It was like a fairy tale: the story of a beluga whale who befriended the humans of a small, rural seaside community in Nova Scotia. The beluga was young, not even three years old when first spotted by people. Probably she had recently lost her mother. A rumor circulated that a dead adult beluga with a bullet hole had washed ashore before the younger appeared. This “baby” beluga seemed eager for the companionship of others… even if they were only humans. Wilma, as the locals called her, approached people on watercraft, whether small dinghies, small or large fishing vessels, or recreational boats. She often spy-hopped (raised her head out of the water) and gradually allowed (and later encouraged!) people to touch the smooth, grayish white skin along her head and back. Perhaps most of all, children delighted in seeing her; and they sometimes came out in boats by the dozen. They lined up along the side of the boat as Wilma approached; with little hands, they reached over the gunwales, stretching their quivering fingers toward the water in hopes that this magical creature would swim near enough to allow them a chance to touch her.

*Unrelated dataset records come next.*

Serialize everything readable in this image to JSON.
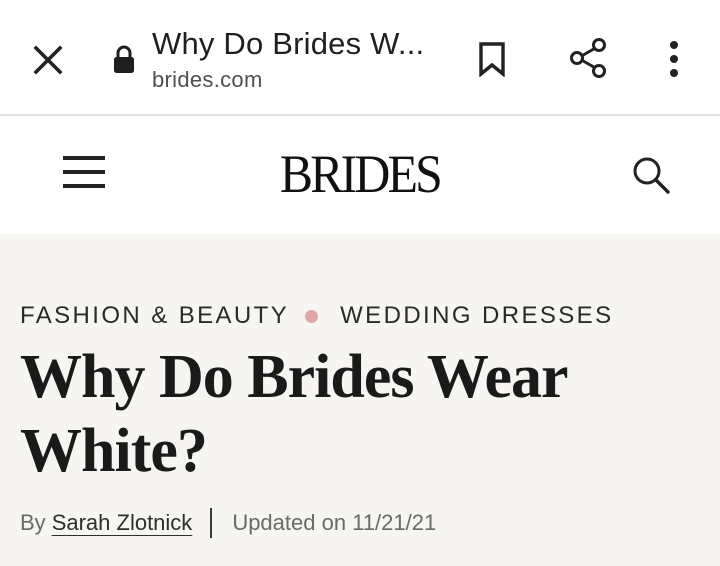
{
  "browser": {
    "tab_title": "Why Do Brides W...",
    "domain": "brides.com",
    "icons": {
      "close": "close-icon",
      "lock": "lock-icon",
      "bookmark": "bookmark-icon",
      "share": "share-icon",
      "more": "more-vert-icon"
    }
  },
  "site": {
    "logo": "BRIDES",
    "icons": {
      "menu": "hamburger-icon",
      "search": "search-icon"
    }
  },
  "article": {
    "breadcrumbs": [
      "FASHION & BEAUTY",
      "WEDDING DRESSES"
    ],
    "headline": "Why Do Brides Wear White?",
    "byline_prefix": "By",
    "author": "Sarah Zlotnick",
    "updated": "Updated on 11/21/21"
  },
  "colors": {
    "article_background": "#f6f5f1",
    "breadcrumb_dot": "#e3a6a6",
    "text": "#1a1a1a"
  }
}
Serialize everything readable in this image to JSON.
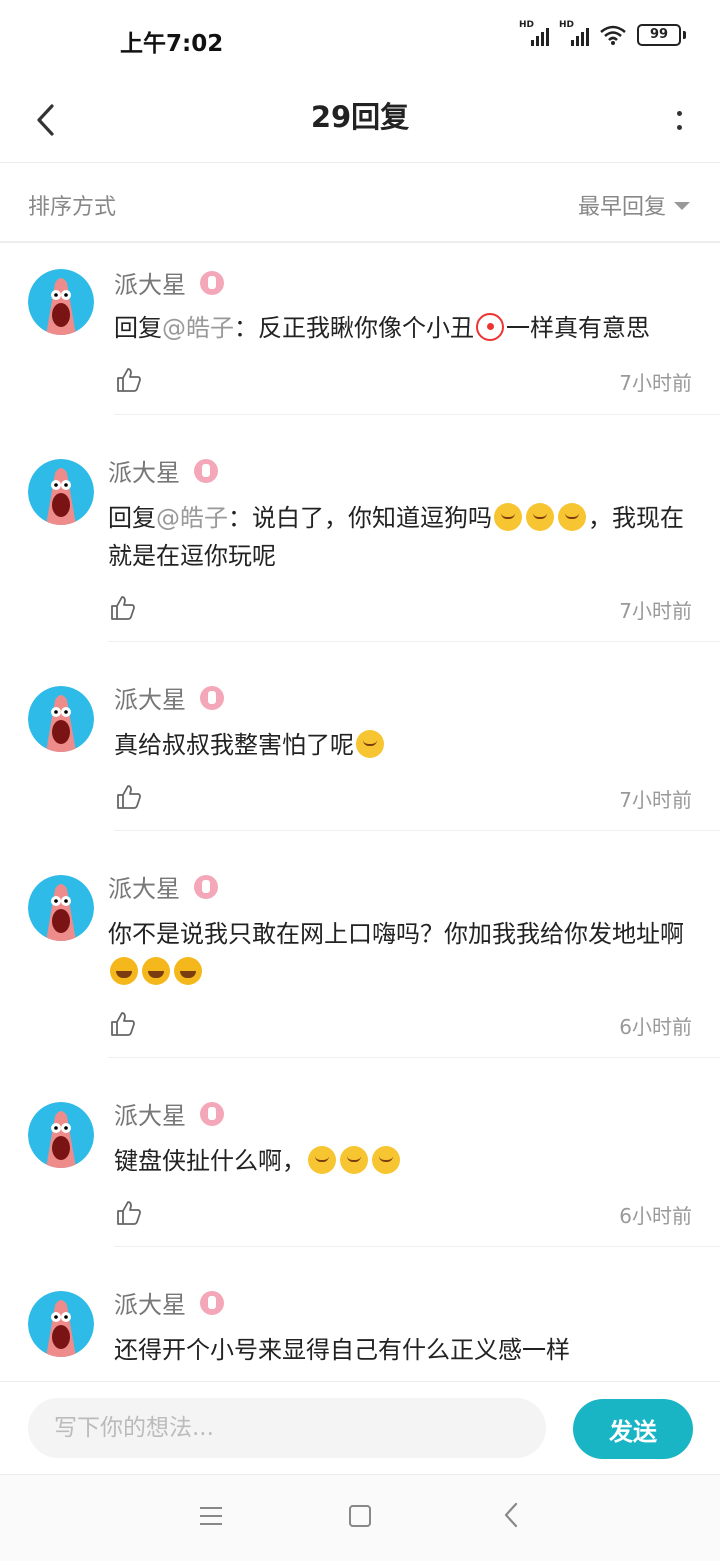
{
  "status_bar": {
    "time": "上午7:02",
    "hd1": "HD",
    "hd2": "HD",
    "battery": "99"
  },
  "header": {
    "title": "29回复",
    "back_icon": "chevron-left-icon",
    "more_icon": "more-vertical-icon"
  },
  "sort": {
    "label": "排序方式",
    "selected": "最早回复"
  },
  "replies": [
    {
      "name": "派大星",
      "prefix": "回复",
      "mention": "@皓子",
      "body": "：反正我瞅你像个小丑",
      "emoji": "clown",
      "suffix": "一样真有意思",
      "time": "7小时前"
    },
    {
      "name": "派大星",
      "prefix": "回复",
      "mention": "@皓子",
      "body": "：说白了，你知道逗狗吗",
      "emoji": "hug×3",
      "suffix": "，我现在就是在逗你玩呢",
      "time": "7小时前"
    },
    {
      "name": "派大星",
      "body": "真给叔叔我整害怕了呢",
      "emoji": "hug",
      "time": "7小时前"
    },
    {
      "name": "派大星",
      "body": "你不是说我只敢在网上口嗨吗？你加我我给你发地址啊",
      "emoji": "rofl×3",
      "time": "6小时前"
    },
    {
      "name": "派大星",
      "body": "键盘侠扯什么啊，",
      "emoji": "hug×3",
      "time": "6小时前"
    },
    {
      "name": "派大星",
      "body": "还得开个小号来显得自己有什么正义感一样"
    }
  ],
  "composer": {
    "placeholder": "写下你的想法...",
    "send_label": "发送"
  },
  "colors": {
    "accent": "#19b5c5",
    "mention": "#999999",
    "badge": "#f4a7b9"
  }
}
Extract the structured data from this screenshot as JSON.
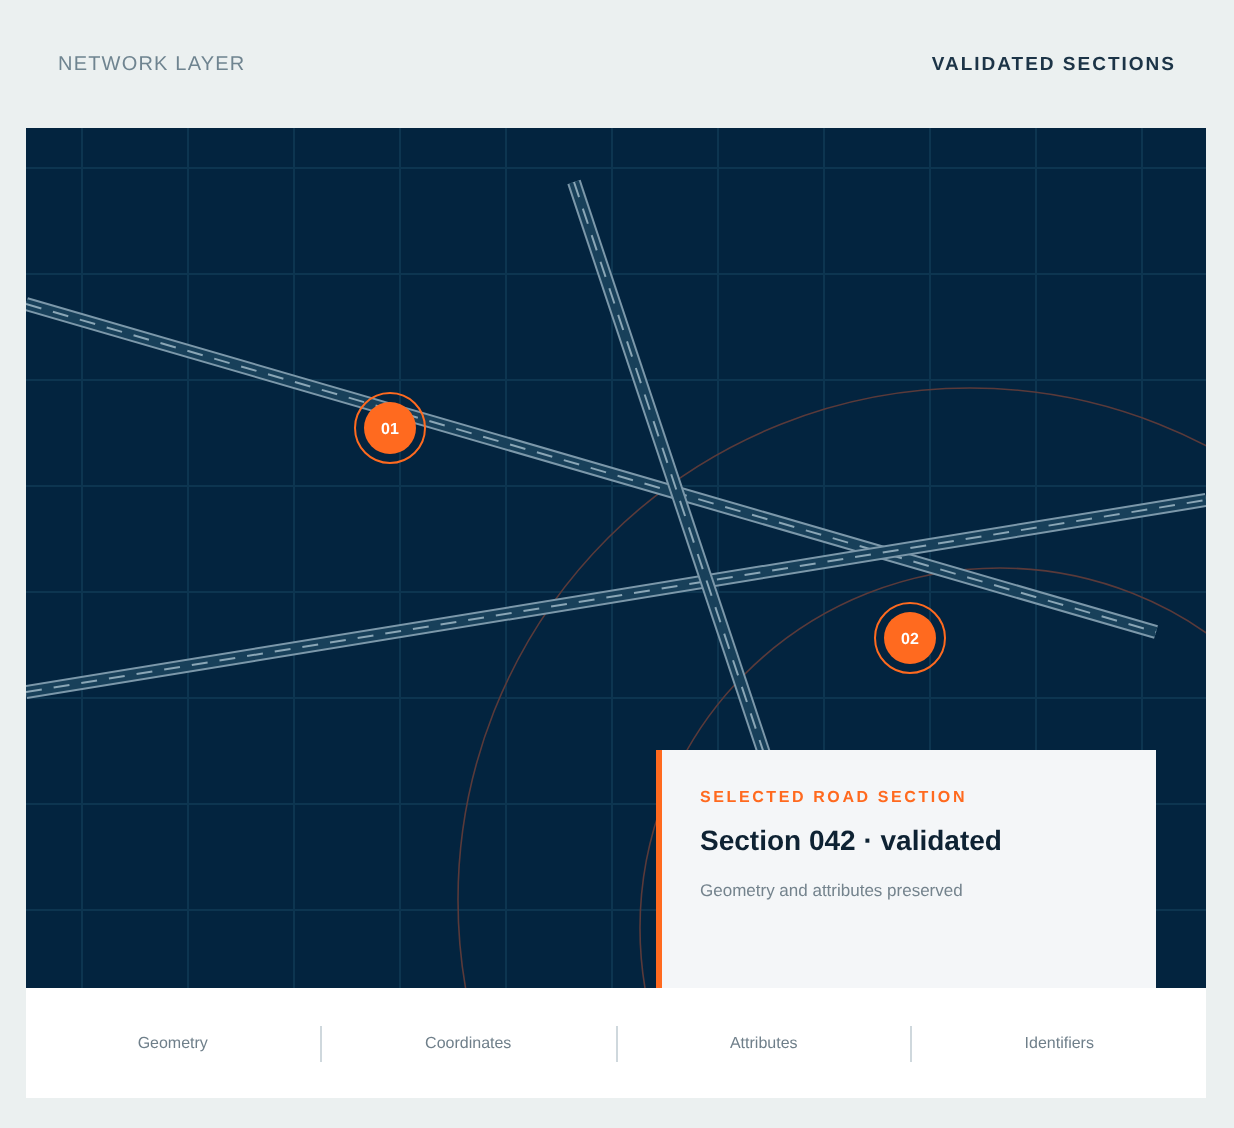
{
  "header": {
    "title": "NETWORK LAYER",
    "status": "VALIDATED SECTIONS"
  },
  "map": {
    "markers": [
      {
        "label": "01"
      },
      {
        "label": "02"
      }
    ],
    "selected_card": {
      "eyebrow": "SELECTED ROAD SECTION",
      "title": "Section 042 · validated",
      "description": "Geometry and attributes preserved"
    }
  },
  "footer": {
    "items": [
      "Geometry",
      "Coordinates",
      "Attributes",
      "Identifiers"
    ]
  }
}
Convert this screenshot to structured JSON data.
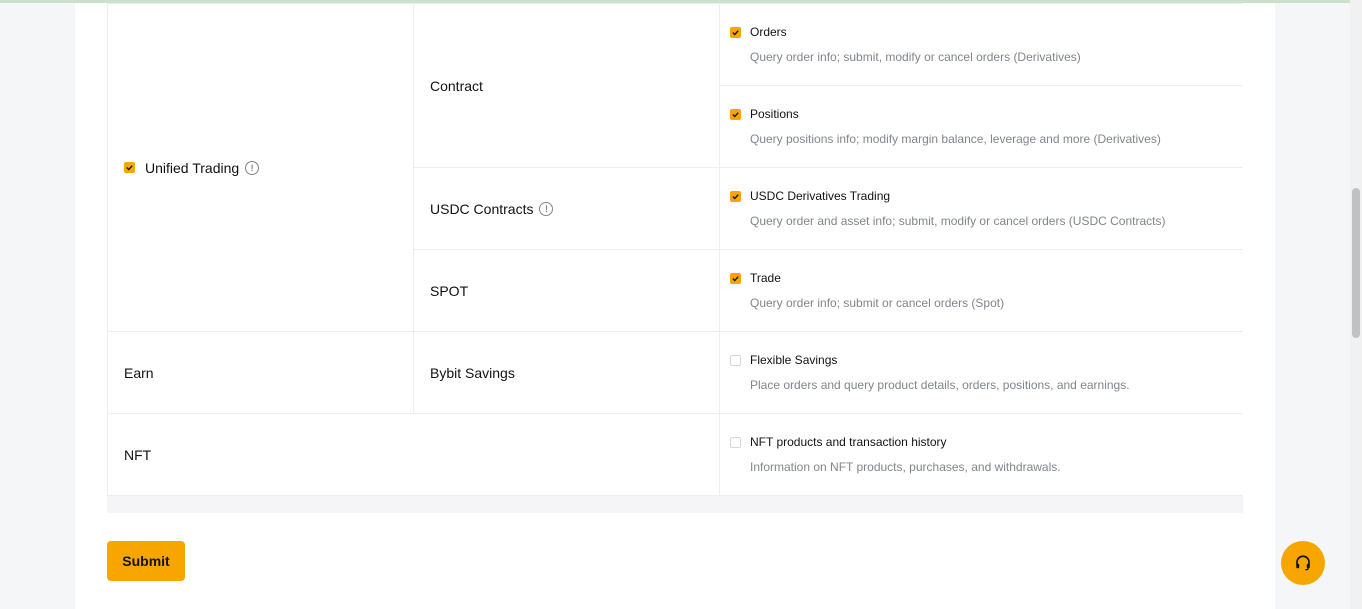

She often accompanied swimmers and, if they didn’t touch her, sometimes touched them with her flippers, often to the swimmer’s surprise!